WASHINGTON — Global financial leaders are digging into a long to-do list after International Monetary Fund (IMF) and World Bank member countries sent them a clear message on what is needed to tackle overlapping crises: vast amounts of additional money.
It’s a big ask, and one that may prove too tall an order to fulfill, at least in the near term.
US Treasury Secretary Janet Yellen on Tuesday met with senior officials of the Group of Seven industrialized countries and multilateral development banks (MDBs) to press the case she laid out ahead of last week’s IMF and World Bank annual meetings for major reforms aimed at greatly increasing MDBs’ lending capacity and harnessing far more private capital to address climate change and other global needs.
At Tuesday’s meeting she called for the World Bank and other MDBs to set “ambitious private capital mobilization targets” and to improve their reporting on these efforts.
World Bank President David Malpass said at the meeting that the bank would use the “full suite” of its financing and guarantee instruments “to unlock larger volumes of private finance for quality, sustainable infrastructure.”
Last week’s IMF and World Bank meetings laid bare the increasing pressures on developing countries from inflation, energy and food shortages fueled by Russia’s war in Ukraine, slowing growth, mounting debt problems and growing vulnerability to climate shocks.
They also highlighted the inadequacy of the IMF’s and World Bank’s current structures — designed at the end of World War Two to focus on rebuilding peacetime economies — to deal with current global calamities.

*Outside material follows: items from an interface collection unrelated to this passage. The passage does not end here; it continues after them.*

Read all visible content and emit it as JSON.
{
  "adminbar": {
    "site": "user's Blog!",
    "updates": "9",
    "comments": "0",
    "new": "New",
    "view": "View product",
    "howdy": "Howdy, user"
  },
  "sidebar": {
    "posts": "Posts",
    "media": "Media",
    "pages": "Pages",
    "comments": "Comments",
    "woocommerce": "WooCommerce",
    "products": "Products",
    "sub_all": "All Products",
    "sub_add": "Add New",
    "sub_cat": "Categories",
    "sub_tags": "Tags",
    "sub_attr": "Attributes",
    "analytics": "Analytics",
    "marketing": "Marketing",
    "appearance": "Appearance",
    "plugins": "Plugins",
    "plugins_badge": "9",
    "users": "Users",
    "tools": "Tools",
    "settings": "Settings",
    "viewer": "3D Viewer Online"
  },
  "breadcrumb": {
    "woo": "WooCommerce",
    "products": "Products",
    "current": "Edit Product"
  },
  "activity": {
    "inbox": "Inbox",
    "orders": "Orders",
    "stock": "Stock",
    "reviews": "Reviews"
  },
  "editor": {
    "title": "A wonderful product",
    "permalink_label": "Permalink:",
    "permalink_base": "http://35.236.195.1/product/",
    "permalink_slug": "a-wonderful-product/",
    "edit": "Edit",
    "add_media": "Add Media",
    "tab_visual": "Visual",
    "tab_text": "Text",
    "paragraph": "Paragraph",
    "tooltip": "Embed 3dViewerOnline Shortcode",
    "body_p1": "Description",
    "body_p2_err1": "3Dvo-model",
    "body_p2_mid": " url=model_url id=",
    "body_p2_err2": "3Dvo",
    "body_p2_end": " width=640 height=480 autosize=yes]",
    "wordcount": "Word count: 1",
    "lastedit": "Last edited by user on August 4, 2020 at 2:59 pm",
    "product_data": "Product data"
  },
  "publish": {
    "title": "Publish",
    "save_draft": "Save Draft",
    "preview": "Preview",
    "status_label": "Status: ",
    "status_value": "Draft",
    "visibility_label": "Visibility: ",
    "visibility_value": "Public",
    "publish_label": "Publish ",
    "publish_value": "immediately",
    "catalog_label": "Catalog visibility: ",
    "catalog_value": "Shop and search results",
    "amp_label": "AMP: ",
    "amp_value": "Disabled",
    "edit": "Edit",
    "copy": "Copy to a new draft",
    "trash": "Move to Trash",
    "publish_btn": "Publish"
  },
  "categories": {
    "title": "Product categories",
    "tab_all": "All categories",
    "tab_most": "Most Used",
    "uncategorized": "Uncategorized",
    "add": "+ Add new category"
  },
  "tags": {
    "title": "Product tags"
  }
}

Opposition from Russia stalled new agreements from the G20 and the IMF and World Bank steering committees.
“The crisis of multilateralism has hit its worst point,” said Kevin Gallagher, who heads Boston University’s Global Development Policy Center. “This is not a time for incremental change. We need to seize this moment or it’s only going to get worse.”
Some civil society groups and even US lawmakers are calling for a second, massive issuance of IMF reserve assets to assist member countries, following a $650 billion distribution of Special Drawing Rights (SDR) last year. The action is akin to a central bank “printing” money, allowing some poorer countries to access underlying dollars, euros, yen, sterling and yuan currencies.
Argentina and other countries are also pushing the IMF to stop imposing surcharges on larger loans that are not repaid quickly, a move backed by some IMF leaders that could save affected countries billions of dollars.
But Ms. Yellen, who manages the United States’ controlling share in the Fund, rejected the idea of a new SDR allocation as inappropriate, saying that more existing SDR reserves needed to be loaned to poorer countries first. Washington also remains opposed to suspending IMF surcharges.
The IMF has recently created new lending tools, including a new facility to help countries deal with war-related food shocks, but Managing Director Kristalina Georgieva has said it soon could face larger demands on its remaining resources of about $700 billion as growth slows and more countries face debt pressures.
The IMF’s war chest stood at about $1 trillion before the coronavirus disease 2019 (COVID-19) pandemic struck in early 2020.
“We are far from being constrained,” Ms. Georgieva said at the start of the annual meetings, but added that she may seek to accelerate a contentious review of the IMF’s main quota resources before the current deadline of December 2023.
The talks raise thorny questions over demands by China and other large emerging markets to increase their shareholding — and power — within the institution, potential changes that had long delayed past reviews and would clash with strong anti-China sentiment in the US Congress.
Spanish Finance Minister Nadia Calvino, who headed the IMF’s steering committee this year, told Reuters the fund’s focus now was on tackling the immediate crisis, not the quota increase.
“We are coming out of the meetings with a much clearer focus of what is necessary to stabilize the world economy and put it on a sounder footing for tomorrow,” Ms. Georgieva said on Saturday.
“Yes, there is geopolitical tension. Yes, it translates into geoeconomic fragmentation, but there are areas where the world simply cannot succeed without us working together.”
WORLD BANK REFORMS
The World Bank’s steering committee on Saturday backed the US call for change, and asked World Bank leadership to deliver a roadmap for revamping the bank’s institutional and operational framework by the end of the year.
The goal was to “make the most efficient use of the WBG’s balance sheets,” generate new resources and mobilize more private capital, it said.
It also asked Mr. Malpass to develop a plan for implementing the recommendations of an independent panel that reviewed the bank’s capital adequacy rules, in time for next spring’s IMF and World Bank meetings in April. The panel concluded that reforms could unlock “several hundreds of billions of dollars” in the medium-term.
Mr. Malpass, who has been under pressure after comments made last month when he declined to say human activity caused climate change, has been publicly supportive of the “evolution” push, but few details have emerged about how the process could unfold. — Reuters